A recently formed group of prominent Turks and Armenians has launched a major initiative that could have important ramifications for attempts to promote reconciliation between their estranged nations.
Yerevan, 4 December 2001 (RFE/RL) -- The Turkish-Armenian Reconciliation Commission (TARC) met in New York late last month and asked international law experts to conduct a study to determine whether the 1915 mass killings and deportations of Armenians in the Ottoman Empire constitutes genocide.
According to an American scholar who moderated the four-day meeting, the panel asked a New York-based human rights organization to sponsor an independent third-party analysis of the applicability of the 1948 United Nations Convention on the Prevention and Punishment of the Crime of Genocide to the events of 1915. A private statement by the scholar, David Phillips, was leaked to RFE/RL.
Armenian members of TARC say an independent judgement on the thorniest issue in Turkish-Armenian relations will be an important element in the U.S.-backed dialogue. Differing interpretations of the bloody events of 1915 are at the heart of a deep divide separating the two neighbors.
By most historical accounts, some 1.5 million people were massacred and starved to death in a systematic campaign to exterminate the Armenian population of the Ottoman Empire. Modern-day Turkey denies the massacres were genocide and puts the Armenian death toll at 300,000.
Ankara maintains that Ottoman Armenians were repressed because of their cooperation with the advancing Russian troops during World War I.
The reconciliation commission was set up in July with the behind-the-scenes backing of the U.S. State Department. Its 10 members -- among them two former foreign ministers -- have until now tried to facilitate normalization of Turkish-Armenian relations without debating the validity of each other's position on the sensitive issue. But their appeal to the International Center for Transitional Justice (ICTJ) in New York means they will eventually discuss the genocide controversy.
One of the commission members is Armenia's former foreign minister Alexander Arzoumanian: "I am sure that the commission will discuss that report in detail and decide whether to publish it or not. I think that our recommendations to our respective governments will take account of the opinion [expressed in the report]."
Another TARC member, prominent Moscow-based political scientist Andranik Migranian, believes the reconciliation process will make "very big progress" if the international experts conclude the 1915 massacres were genocide. In an interview with RFE/RL, Migranian said, "It will be a great political and military victory for us if the experts say that those events can be considered a genocide."
But both men stressed that whatever the results of the study, they will never change their beliefs on the issue. Arzoumanian says: "What we need is not an international verdict but an impartial analysis of whether or not the genocide convention is applicable. But it must be emphasized that the Armenian members of the commission will never cast doubt on the historical fact of the Armenian genocide."
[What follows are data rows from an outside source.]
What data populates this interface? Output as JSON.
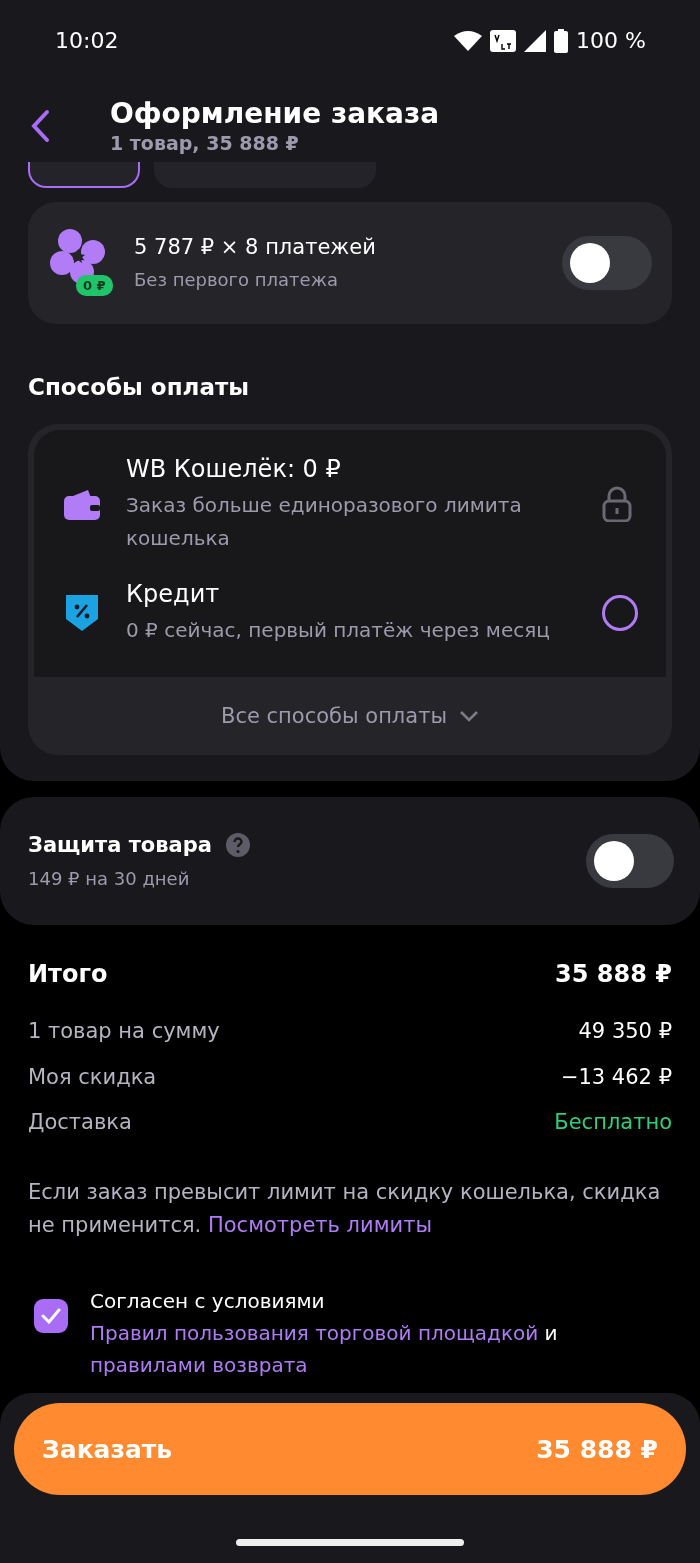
{
  "status_bar": {
    "time": "10:02",
    "battery": "100 %"
  },
  "header": {
    "title": "Оформление заказа",
    "subtitle": "1 товар, 35 888 ₽"
  },
  "payment_timing": [
    {
      "selected": true
    },
    {
      "selected": false
    }
  ],
  "installment": {
    "title": "5 787 ₽ × 8 платежей",
    "subtitle": "Без первого платежа",
    "badge": "0 ₽",
    "on": false
  },
  "payment_methods": {
    "heading": "Способы оплаты",
    "items": [
      {
        "kind": "locked",
        "title": "WB Кошелёк: 0 ₽",
        "subtitle": "Заказ больше единоразового лимита кошелька",
        "selected": false
      },
      {
        "kind": "radio",
        "title": "Кредит",
        "subtitle": "0 ₽ сейчас, первый платёж через месяц",
        "selected": false
      }
    ],
    "more": "Все способы оплаты"
  },
  "protection": {
    "title": "Защита товара",
    "subtitle": "149 ₽ на 30 дней",
    "on": false
  },
  "summary": {
    "title": "Итого",
    "total": "35 888 ₽",
    "rows": [
      {
        "label": "1 товар на сумму",
        "value": "49 350 ₽",
        "color": "#ffffff"
      },
      {
        "label": "Моя скидка",
        "value": "−13 462 ₽",
        "color": "#ffffff"
      },
      {
        "label": "Доставка",
        "value": "Бесплатно",
        "color": "#2fcf7a"
      }
    ]
  },
  "note": {
    "text": "Если заказ превысит лимит на скидку кошелька, скидка не применится.",
    "link": "Посмотреть лимиты"
  },
  "agreement": {
    "checked": true,
    "parts": [
      {
        "text": "Согласен с условиями",
        "link": false
      },
      {
        "text": "Правил пользования торговой площадкой",
        "link": true
      },
      {
        "text": "и",
        "link": false
      },
      {
        "text": "правилами возврата",
        "link": true
      }
    ]
  },
  "order_button": {
    "label": "Заказать",
    "amount": "35 888 ₽"
  }
}
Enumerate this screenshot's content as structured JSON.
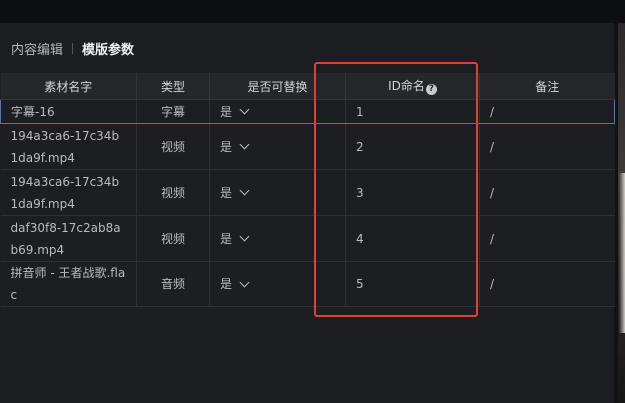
{
  "breadcrumb": {
    "parent": "内容编辑",
    "current": "模版参数"
  },
  "table": {
    "headers": {
      "name": "素材名字",
      "type": "类型",
      "replaceable": "是否可替换",
      "id_name": "ID命名",
      "note": "备注"
    },
    "help_glyph": "?",
    "rows": [
      {
        "name": "字幕-16",
        "type": "字幕",
        "replaceable": "是",
        "id": "1",
        "note": "/"
      },
      {
        "name": "194a3ca6-17c34b1da9f.mp4",
        "type": "视频",
        "replaceable": "是",
        "id": "2",
        "note": "/"
      },
      {
        "name": "194a3ca6-17c34b1da9f.mp4",
        "type": "视频",
        "replaceable": "是",
        "id": "3",
        "note": "/"
      },
      {
        "name": "daf30f8-17c2ab8ab69.mp4",
        "type": "视频",
        "replaceable": "是",
        "id": "4",
        "note": "/"
      },
      {
        "name": "拼音师 - 王者战歌.flac",
        "type": "音频",
        "replaceable": "是",
        "id": "5",
        "note": "/"
      }
    ]
  },
  "colors": {
    "selection_border": "#4a6fe0",
    "annotation_border": "#e0412f",
    "panel_background": "#1d1e21"
  },
  "icons": {
    "help": "question-circle-icon",
    "dropdown": "chevron-down-icon"
  }
}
The ex-minister also cautions that the international study can by no means force Turkey to abandon its consistent denial of the genocide.
So far, the only visible result of the commission's activities has been a bitter controversy on the Armenian side. Many Armenian leaders and diaspora activists view the commission's creation as part of a Turkish ploy to prevent parliaments of more Western states from passing resolutions recognizing the genocide.
The Armenian government is also increasingly skeptical about the success of the reconciliation effort. Foreign Minister Vartan Oskanian last week effectively urged Armenian participants to consider withdrawing from the commission.
"I call on the Armenians members to assess their six-month activities, to weigh up all positive and negative factors, to see if they have achieved any results and decide their further steps."
The commissioners, however, continue to believe in TARC's success. They say, in particular, that the six Turkish members of the commission, including former Foreign Minister Ilter Turkmen, now think that Turkey should lift its economic blockade of Armenia without any preconditions.
Successive Turkish governments have refused to establish diplomatic relations and open the border with Armenia until Armenia recognizes Azerbaijani sovereignty over the disputed region of Nagorno-Karabakh. Turkey and Azerbaijan have close ethnic and cultural similarities.
The statement by U.S. mediator Phillips said TARC members agreed at the New York meeting that "normalizing trade and transportation between Armenia and Turkey would advance reconciliation."
Phillips, who is a senior adviser in the U.S. State Department, also said they acknowledged their dialogue is "not a substitute" for diplomatic relations between the two neighboring states -- a key point made by Yerevan.